It is my view of the law that McIntire's quitclaim deed to Mark Gray, Trustee for American States, for $1.00 and "other valuable consideration," which caused American States to dismiss the pending lawsuit against McIntire, discharged McIntire's liability to American States by operation of law. In support of this, it is well settled that intention of the parties, absent an express agreement, is evidenced by their actions, the surrounding circumstances, and implications. Indianapolis Real Estate Board v. Willson (1933) 98 Ind. App. 72, 187 N.E. 400. Therefore, the dismissal of the lawsuit against McIntire coupled with the rendering of the quit-claim deed for consideration can be construed prima facie as one act. Manifestly, a binding agreement resulted which discharged McIntire from further liability. This, in turn, was sufficient to discharge Cook. IC 1971, XX-X-X-XXX, supra.

NO MERGER TOOK PLACE BY THE ACCEPTANCE OF THE DEED FROM McINTIRE

It is unnecessary to the result herein reached to determine whether the legal and equitable titles to the land in question merged upon transfer to American States' trustee. However, because the primary opinion purports to overrule longstanding Indiana law on this point, I respectfully submit that my colleagues err in attempting to do so. Appellee correctly points to Chase et al. v. Van Meter (1894) 140 Ind. 321, 333, 39 N.E. 455, 459, as enunciating the law of this state:

"The true test of merger is the intention of the party, either expressed or implied.
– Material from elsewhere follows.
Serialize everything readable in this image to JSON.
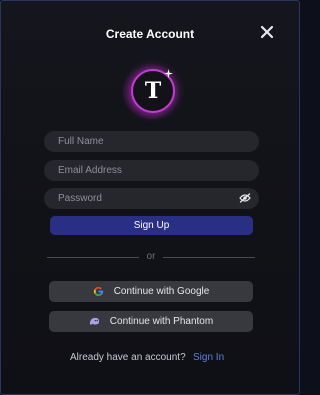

If the intention has not been expressed, it will be sought for and ascertained in all the circumstances of the transaction. If it appears from all the circumstances to be for the benefit of the party acquiring both interests that merger shall not take place, but that the equitable or lesser estate shall be kept alive, then his intention that such a result will follow will be presumed, and equity will carry it into execution by preventing a merger. If, from all the circumstances, a merger would be disadvantageous to the party, then his intention that it should not result will be presumed." (Emphasis supplied)
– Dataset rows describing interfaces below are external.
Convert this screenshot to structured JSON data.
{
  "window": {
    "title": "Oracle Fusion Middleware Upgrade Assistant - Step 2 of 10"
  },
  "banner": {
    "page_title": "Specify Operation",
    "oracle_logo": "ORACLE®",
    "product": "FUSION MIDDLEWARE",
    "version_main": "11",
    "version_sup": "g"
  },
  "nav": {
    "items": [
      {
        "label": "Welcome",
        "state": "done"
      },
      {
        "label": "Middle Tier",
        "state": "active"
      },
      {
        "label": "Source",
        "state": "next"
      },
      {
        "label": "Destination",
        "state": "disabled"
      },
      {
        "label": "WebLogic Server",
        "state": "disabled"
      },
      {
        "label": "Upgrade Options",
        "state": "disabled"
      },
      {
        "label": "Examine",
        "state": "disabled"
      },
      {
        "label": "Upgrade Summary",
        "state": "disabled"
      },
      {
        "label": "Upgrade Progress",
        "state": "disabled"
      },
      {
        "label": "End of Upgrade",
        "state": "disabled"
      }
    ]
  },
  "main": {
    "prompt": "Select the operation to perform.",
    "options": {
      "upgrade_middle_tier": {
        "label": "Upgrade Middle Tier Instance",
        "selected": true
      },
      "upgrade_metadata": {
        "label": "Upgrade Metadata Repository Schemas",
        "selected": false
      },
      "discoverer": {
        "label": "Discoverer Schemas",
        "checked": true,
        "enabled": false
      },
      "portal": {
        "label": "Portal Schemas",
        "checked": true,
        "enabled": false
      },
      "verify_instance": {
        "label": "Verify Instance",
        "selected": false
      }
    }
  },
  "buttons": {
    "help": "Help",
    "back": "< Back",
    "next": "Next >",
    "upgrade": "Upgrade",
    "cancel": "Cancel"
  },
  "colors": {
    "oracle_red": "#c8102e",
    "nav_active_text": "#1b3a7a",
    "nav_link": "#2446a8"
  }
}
As clearly stated in Chase, if a merger would be disadvantageous to the party acquiring both interests, then no merger will take place.

It is not the province of this court to overrule the settled law articulated in Chase, supra. For this reason, I disagree with my colleagues' attempt to overrule this authority, no matter how well intentioned and "equitable" such action may appear. Moreover, as indicated earlier, this point is not essential to the result reached in the primary opinion. To hold that Cook was discharged by operation of law, we need only consider the legal effect of the quit-claim from McIntire to American States' trustee, Gray, coupled with American States' dismissal of the lawsuit against McIntire. This is sufficient under the law of the State of Indiana to support the conclusion that Cook is no longer liable to American States, and is the sole basis of my concurrence.

BUCHANAN, J., concurs.

NOTES

[1] The law in Indiana does not state, as appellant contends, that the land is always the primary fund for satisfaction of the mortgage debt. The remedy of the mortgagee is confined to the land only "[w]hen there is no express agreement in the mortgage, nor any separate instrument given for the payment of the sum secured thereby." IC 1971, XX-X-XX-X, being Ind. Ann. Stat. § 3-1813 (Burns 1968); Cross v. Burns (1861) 17 Ind. 441; McLochlin v. Miller (1966) 139 Ind. App. 443, 217 N.E.2d 50.